Koval Lion’s Pride 47th Ward: Named for the distillery’s Ravenswood neighborhood in Chicago, this limited edition four grain (oat, rye, wheat and malted barley) whiskey is very worth seeking out. Toasty and soothing, there’s a satisfying honey nut Cheerios feel to it. Like most of their products, it’s got some texture and a long, malty finish, though this one has more spice and overall complexity on the back palate.

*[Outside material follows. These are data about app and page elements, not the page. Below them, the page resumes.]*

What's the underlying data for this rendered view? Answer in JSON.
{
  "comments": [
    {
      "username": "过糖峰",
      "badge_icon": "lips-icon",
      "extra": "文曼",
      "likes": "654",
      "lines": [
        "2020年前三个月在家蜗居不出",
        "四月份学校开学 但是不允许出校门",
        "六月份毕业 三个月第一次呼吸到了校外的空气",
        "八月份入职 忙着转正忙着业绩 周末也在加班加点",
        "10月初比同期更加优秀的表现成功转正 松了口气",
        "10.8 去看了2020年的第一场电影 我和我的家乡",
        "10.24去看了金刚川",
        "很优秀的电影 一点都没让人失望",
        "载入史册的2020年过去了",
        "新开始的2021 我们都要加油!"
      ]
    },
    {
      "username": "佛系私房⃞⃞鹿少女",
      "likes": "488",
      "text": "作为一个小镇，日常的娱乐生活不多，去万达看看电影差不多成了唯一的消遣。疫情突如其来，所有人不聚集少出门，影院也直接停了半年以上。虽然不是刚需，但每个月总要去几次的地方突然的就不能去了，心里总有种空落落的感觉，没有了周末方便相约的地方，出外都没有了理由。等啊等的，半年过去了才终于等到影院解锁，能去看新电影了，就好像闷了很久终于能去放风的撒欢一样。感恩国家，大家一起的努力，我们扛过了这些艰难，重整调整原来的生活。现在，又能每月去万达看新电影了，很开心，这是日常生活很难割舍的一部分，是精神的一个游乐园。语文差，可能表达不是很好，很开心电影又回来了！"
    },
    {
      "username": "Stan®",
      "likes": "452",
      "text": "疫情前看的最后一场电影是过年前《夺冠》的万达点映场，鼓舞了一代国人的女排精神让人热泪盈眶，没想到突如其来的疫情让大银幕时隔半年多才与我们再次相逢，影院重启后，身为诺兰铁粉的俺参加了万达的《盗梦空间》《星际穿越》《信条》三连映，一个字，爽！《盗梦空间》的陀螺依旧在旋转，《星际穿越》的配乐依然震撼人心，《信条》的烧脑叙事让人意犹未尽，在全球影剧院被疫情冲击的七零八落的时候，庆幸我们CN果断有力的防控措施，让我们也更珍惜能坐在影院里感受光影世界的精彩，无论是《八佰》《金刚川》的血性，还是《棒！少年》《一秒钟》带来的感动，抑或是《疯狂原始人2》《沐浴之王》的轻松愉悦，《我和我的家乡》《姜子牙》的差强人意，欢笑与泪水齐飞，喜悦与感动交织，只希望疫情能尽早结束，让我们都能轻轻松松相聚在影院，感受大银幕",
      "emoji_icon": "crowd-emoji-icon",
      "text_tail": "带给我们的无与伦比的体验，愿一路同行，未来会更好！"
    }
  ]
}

Dry Fly Distilling Port Finish Wheat Whiskey: You’re right. Fortified wine cask finishes seldom work. It’s an old trick that distilleries use to hide imperfections and weird aromas, with a finish often so strong it completely overpowers the whiskey, like dousing it in cheap aftershave. However, in this instance, it’s a power used for good instead of evil. The trick is to start with a quality product, which they’ve done with their Washington Wheat Whiskey. But the other trick is not to use too much of a good thing, which they have also done, using ex-huckleberry port casks from their neighbors at Townsend Winery. It’s an intentionally sweet whiskey, something that would pair well with desserts and creamy cheeses, but there’s a pleasant berry acidity to it that keeps the sweetness in check and allows the natural flavors of the whiskey to shine through.